Logan Marshall-Green, who I only previously knew of from his work on The O.C. is very good as the enthusiastic scientist Charlie, and there’s a real chemistry between him and Rapace, ensuring they feel like a real couple. Charlie is at times an oafish, unthinking kind of bloke but LMG does fine work in still keeping him the right side of toolishness and his disappointment in what they find is understandable and highlights the difference between him and Shaw, as her intense faith ensures she remains optimistic while he falls into a bit of a funk.
The ship’s captain, Janek, played by Idris Elba is possibly the most human of the characters, a simple man who’s not really that bothered with the mission and more concerned with safeguarding his crew he brings a real warmth to proceedings. Elba is probably, after Samuel L Jackson, the coolest man on the face of the earth and he really breathes life into the role despite not getting that much screen time. Elba makes him a noble authority figure while also maintaining a laid back, very human charm to the character.
Special mention should also go to Rafe Spall and Sean Harris, who play two of the expedition members who bicker constantly and contrast nicely. Spall’s character seems eager and naive and suggest this is his first big mission into space, whereas Harris brings his character a gruff, disillusioned side that hints that a lot of time in space may be taking its toll. The two make one of the wisest moves in the film, but at the same time, this being in the Alien universe you begin to suspect early on that they won’t live happily ever after.

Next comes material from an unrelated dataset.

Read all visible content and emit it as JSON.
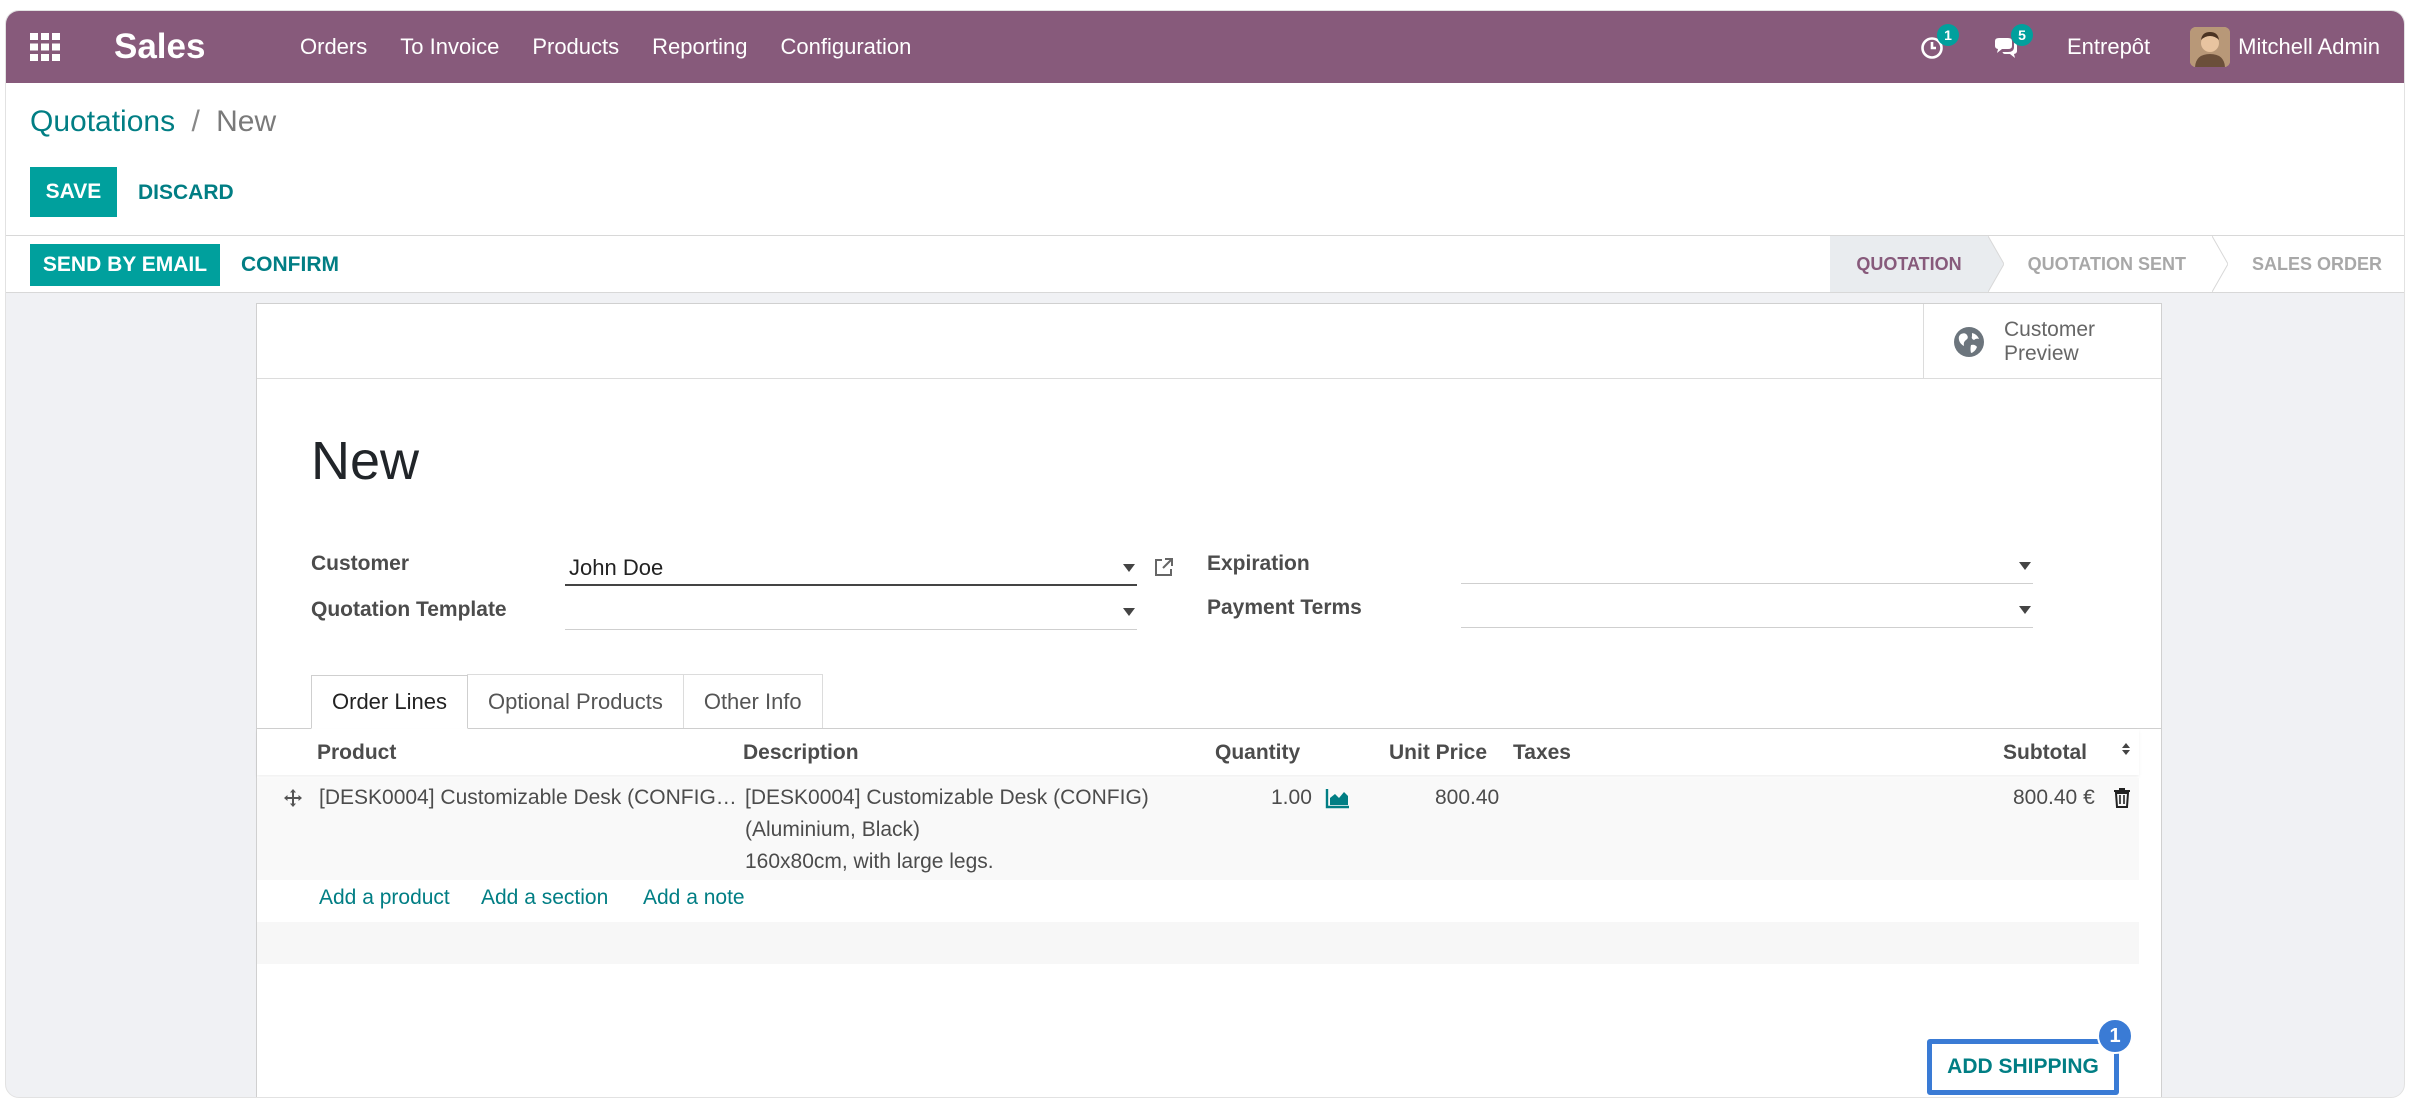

All in all, its a wonderful addition to the series, it may not have the visceral impact of the first film, or the wonderful characters of Aliens, but its still a brilliantly performed, fascinating sci-fi movie exploring some big issues and shot beautifully.
Verdict: A visually glorious, extremely well crafted science fiction film. Builds on and develops themes began in the original films, as well as also approaching issues such as humanity within artificial intelligence and the motivations behind scientific creation and exploration. Yet it also manages to create good characters and have some genuinely disturbing gory bits. The cast are, to a man, on fine form, with Fassbender in particular being amazing. I eagerly await the further installments. 8/10
Any thoughts? You know what to do. BETEO